YOUR INSTRUCTIONS: Type the entries out once more. Match them exactly.

Segment Start: SOURCE DATA

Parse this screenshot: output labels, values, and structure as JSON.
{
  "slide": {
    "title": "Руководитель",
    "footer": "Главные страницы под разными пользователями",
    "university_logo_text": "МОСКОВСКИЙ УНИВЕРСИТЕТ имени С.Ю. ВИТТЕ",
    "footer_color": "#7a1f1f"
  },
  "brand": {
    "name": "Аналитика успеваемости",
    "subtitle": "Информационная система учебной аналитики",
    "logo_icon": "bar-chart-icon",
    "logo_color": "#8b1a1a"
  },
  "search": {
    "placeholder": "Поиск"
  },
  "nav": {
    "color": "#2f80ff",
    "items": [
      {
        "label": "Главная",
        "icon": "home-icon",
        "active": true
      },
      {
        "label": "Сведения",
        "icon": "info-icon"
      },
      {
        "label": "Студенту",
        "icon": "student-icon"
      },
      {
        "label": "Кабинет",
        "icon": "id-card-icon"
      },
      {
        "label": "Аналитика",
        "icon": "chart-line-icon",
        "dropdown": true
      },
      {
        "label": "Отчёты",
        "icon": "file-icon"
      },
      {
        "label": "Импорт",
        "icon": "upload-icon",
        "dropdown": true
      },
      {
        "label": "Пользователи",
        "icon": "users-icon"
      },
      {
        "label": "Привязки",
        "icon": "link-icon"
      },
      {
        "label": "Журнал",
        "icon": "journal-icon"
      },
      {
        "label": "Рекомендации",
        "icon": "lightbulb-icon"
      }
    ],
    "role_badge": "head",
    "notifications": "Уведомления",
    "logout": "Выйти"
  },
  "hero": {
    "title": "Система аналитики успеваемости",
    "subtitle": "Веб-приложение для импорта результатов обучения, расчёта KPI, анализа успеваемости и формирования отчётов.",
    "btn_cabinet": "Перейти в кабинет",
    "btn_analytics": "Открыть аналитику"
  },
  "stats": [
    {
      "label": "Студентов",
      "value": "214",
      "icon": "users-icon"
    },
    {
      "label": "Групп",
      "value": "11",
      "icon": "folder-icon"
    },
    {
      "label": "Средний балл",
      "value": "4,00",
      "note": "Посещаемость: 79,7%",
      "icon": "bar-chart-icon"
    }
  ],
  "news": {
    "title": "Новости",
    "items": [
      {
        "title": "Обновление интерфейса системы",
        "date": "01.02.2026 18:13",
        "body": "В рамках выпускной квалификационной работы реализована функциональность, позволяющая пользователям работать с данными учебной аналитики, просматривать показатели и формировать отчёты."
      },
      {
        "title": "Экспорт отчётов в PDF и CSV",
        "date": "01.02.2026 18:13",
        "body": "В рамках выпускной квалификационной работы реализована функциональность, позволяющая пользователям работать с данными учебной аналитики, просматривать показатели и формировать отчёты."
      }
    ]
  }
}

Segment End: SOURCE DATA

ANSWER BOX:
Parse this screenshot: output labels, values, and structure as JSON.
{
  "slide": {
    "title": "Руководитель",
    "footer": "Главные страницы под разными пользователями",
    "university_logo_text": "МОСКОВСКИЙ УНИВЕРСИТЕТ имени С.Ю. ВИТТЕ",
    "footer_color": "#7a1f1f"
  },
  "brand": {
    "name": "Аналитика успеваемости",
    "subtitle": "Информационная система учебной аналитики",
    "logo_icon": "bar-chart-icon",
    "logo_color": "#8b1a1a"
  },
  "search": {
    "placeholder": "Поиск"
  },
  "nav": {
    "color": "#2f80ff",
    "items": [
      {
        "label": "Главная",
        "icon": "home-icon",
        "active": true
      },
      {
        "label": "Сведения",
        "icon": "info-icon"
      },
      {
        "label": "Студенту",
        "icon": "student-icon"
      },
      {
        "label": "Кабинет",
        "icon": "id-card-icon"
      },
      {
        "label": "Аналитика",
        "icon": "chart-line-icon",
        "dropdown": true
      },
      {
        "label": "Отчёты",
        "icon": "file-icon"
      },
      {
        "label": "Импорт",
        "icon": "upload-icon",
        "dropdown": true
      },
      {
        "label": "Пользователи",
        "icon": "users-icon"
      },
      {
        "label": "Привязки",
        "icon": "link-icon"
      },
      {
        "label": "Журнал",
        "icon": "journal-icon"
      },
      {
        "label": "Рекомендации",
        "icon": "lightbulb-icon"
      }
    ],
    "role_badge": "head",
    "notifications": "Уведомления",
    "logout": "Выйти"
  },
  "hero": {
    "title": "Система аналитики успеваемости",
    "subtitle": "Веб-приложение для импорта результатов обучения, расчёта KPI, анализа успеваемости и формирования отчётов.",
    "btn_cabinet": "Перейти в кабинет",
    "btn_analytics": "Открыть аналитику"
  },
  "stats": [
    {
      "label": "Студентов",
      "value": "214",
      "icon": "users-icon"
    },
    {
      "label": "Групп",
      "value": "11",
      "icon": "folder-icon"
    },
    {
      "label": "Средний балл",
      "value": "4,00",
      "note": "Посещаемость: 79,7%",
      "icon": "bar-chart-icon"
    }
  ],
  "news": {
    "title": "Новости",
    "items": [
      {
        "title": "Обновление интерфейса системы",
        "date": "01.02.2026 18:13",
        "body": "В рамках выпускной квалификационной работы реализована функциональность, позволяющая пользователям работать с данными учебной аналитики, просматривать показатели и формировать отчёты."
      },
      {
        "title": "Экспорт отчётов в PDF и CSV",
        "date": "01.02.2026 18:13",
        "body": "В рамках выпускной квалификационной работы реализована функциональность, позволяющая пользователям работать с данными учебной аналитики, просматривать показатели и формировать отчёты."
      }
    ]
  }
}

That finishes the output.